Let me tell you about the first real article I ever wrote for a newspaper. Unsurprisingly, this story overlaps with my first ever all-nighter.
Second semester, freshman year of college. After spending the previous semester writing exclusively first-person essays, I had my first real bit of 'news': The nursing department obtained some new training equipment through a grant and I was to cover it. Rather cut-and-dry and boring, but I was a happy little puppy when I left the office, finally with an assignment.
I wouldn't take a journalism class until the next year. All of my writing up to this point had either been MLA composition or free-for-all creative writing. I had always been an okay writer and that was the problem. I could write, but I hadn't considered the technical differences between a seven page paper on serial killers for composition class and a newspaper piece. Don't mistake this for confidence. It was all dumb naivety.
I met with a representative from the nursing department for an interview. I brought five pens and a full blank notebook. And wouldn't you know it, she was just so easy to talk to, like a friend, and so nice. Interviewing wasn't about asking tough questions- it was just talking! Talk, talk, talk, about life and nursing and oh yes, nursing is very hard, my mother is one, so I know, and my aunts too, and la la la, this new equipment is very important, la la la, something something about the grant funding, la la la.
"Oh, and one last little thing," she said as we wrapped up. "Do you think you could e-mail me a copy of the article before it goes to print?"
"Oh." I was stunned. "Um, I guess so?" I thought it was strange, but she so nice that I didn't want to not be nice back. Embarrassing to say I was still concerned with such crap at 18, but it's true.
Deadline was Friday, and as I do when I'm nervous about something I need to write, I procrastinated. I was terrified that if I didn't get it to them as soon as possible on Friday, it wouldn't run, and my nerves kept me from concentrating. After a few sentences in which I announced the nursing department's good fortune, I was stuck. I kept going back over my handwritten notes, trying to extract an extra morsel or two of anything. What more was there to say? They got new equipment, THE END. Still, I knew that I couldn't just hand in a couple of paragraphs, so I unpacked my adjectives. Fantastic! Helpful! Necessary!

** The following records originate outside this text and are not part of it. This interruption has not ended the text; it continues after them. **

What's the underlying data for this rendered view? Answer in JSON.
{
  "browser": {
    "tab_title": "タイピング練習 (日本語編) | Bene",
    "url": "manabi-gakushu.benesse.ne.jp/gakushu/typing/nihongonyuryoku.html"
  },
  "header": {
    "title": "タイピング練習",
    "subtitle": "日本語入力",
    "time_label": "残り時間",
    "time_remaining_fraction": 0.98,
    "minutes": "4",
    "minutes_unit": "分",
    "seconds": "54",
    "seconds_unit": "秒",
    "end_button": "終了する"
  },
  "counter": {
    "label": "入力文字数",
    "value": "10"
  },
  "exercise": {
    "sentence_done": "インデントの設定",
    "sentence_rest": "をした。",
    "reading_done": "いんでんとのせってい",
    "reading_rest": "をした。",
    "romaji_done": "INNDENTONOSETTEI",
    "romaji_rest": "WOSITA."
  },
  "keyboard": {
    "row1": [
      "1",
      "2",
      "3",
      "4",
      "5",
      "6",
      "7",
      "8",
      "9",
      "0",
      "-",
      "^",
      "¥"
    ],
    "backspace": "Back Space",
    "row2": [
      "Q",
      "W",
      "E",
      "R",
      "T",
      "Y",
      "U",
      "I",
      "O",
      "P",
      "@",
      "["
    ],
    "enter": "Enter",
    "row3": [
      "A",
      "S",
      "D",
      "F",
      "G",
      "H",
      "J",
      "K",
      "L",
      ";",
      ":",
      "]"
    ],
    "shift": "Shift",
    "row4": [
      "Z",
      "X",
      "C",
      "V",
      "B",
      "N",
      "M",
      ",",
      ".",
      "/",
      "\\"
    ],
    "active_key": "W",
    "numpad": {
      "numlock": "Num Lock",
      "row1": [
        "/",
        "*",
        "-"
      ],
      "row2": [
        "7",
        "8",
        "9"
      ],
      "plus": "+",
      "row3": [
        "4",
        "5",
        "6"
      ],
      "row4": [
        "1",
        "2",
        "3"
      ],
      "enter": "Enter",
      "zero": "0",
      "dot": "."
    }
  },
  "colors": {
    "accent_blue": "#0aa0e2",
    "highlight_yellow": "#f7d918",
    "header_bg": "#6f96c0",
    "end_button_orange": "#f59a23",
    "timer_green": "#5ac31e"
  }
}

My anxiety increased with the hours, until bleary-eyed, I emailed it at 3:45 a.m. But there's no sleep for a worried freshman. I was afraid if I went to bed that I wouldn't wake up for my 9 a.m. photography class. I worked on a class paper until it was time to trudge to the other side of campus. I had never truly stayed up all night before; even at my most insomniac, I still got a few hours of sleep. My ass hurt from hours in my desk chair and my eyes were dry from staring at the computer screen for so long. I didn't drink coffee back then and I truly cannot remember how I went on without it.
It was after photography when I was eating lunch with a friend that the editor-in-chief tracked me down. "We need to talk," she said. "Meet me back in the office."
She started off by slapping on the desk a printed copy of the e-mail I sent with 3:45 a.m. circled. "First off, why the hell are you sending this so late at night?"
"I wanted to make sure you got." I knew that was the stupidest thing I could say as soon as that came out of my mouth. Admitting that I e-mailed a copy of it to the nursing department was also a mistake.
"Never, ever, ever send anyone a copy before it runs. Ever."
Then she went over every error, each eyesore circled in red.
"You wrote out every number. You don't do that. It's 13, not thirteen."
"This sentence is in passive voice. Don't do that. The less words, the better."
"Why are you using adjectives?!"
Eventually I had to admit that I never took a journalism class. She gave me a copy of the AP Stylebook off the bookshelf and told me to study it. She also found something of interest in how the grant was obtained and called up the nursing department to ask a few more questions. I was to come along to see it was done.
One of the most uncomfortable moments of my life was sitting in that conference room with the editor and the nursing rep I had previously chatted like an old friend-- not interviewed, let's get real. I'm older now than the editor was at the time, but I'm nowhere near as tough. She didn't hold back, firing questions with confidence and authority. With the editor, the nursing rep was a different person, defensive and quiet. The only witness to this awkwardness was the tape recorder sitting on the table between them, something which I neglected to bring the first time around (Editor: "What do you mean you didn't tape record the interview?").
There turned out to be no shady business with the grant. We went back to the newspaper office and I worked on the article under the editor's guidance. Around 3 p.m., I finally made it back to my dorm and immediately passed out. I woke up hungry six hours later in complete darkness.
Tempted as I am to only play up my mistakes, I don't think that'd be fair. I was a kid. A trusting, eager-to-please kid, the kind who are pushed over by niceness. Looking back, that editor taught me that the threat of seeming not nice should never get in the way of doing a good job. Unfortunately, it took a few more lessons for this kid to get it.
One thing did stick right away. A week later, I bought my own tape recorder.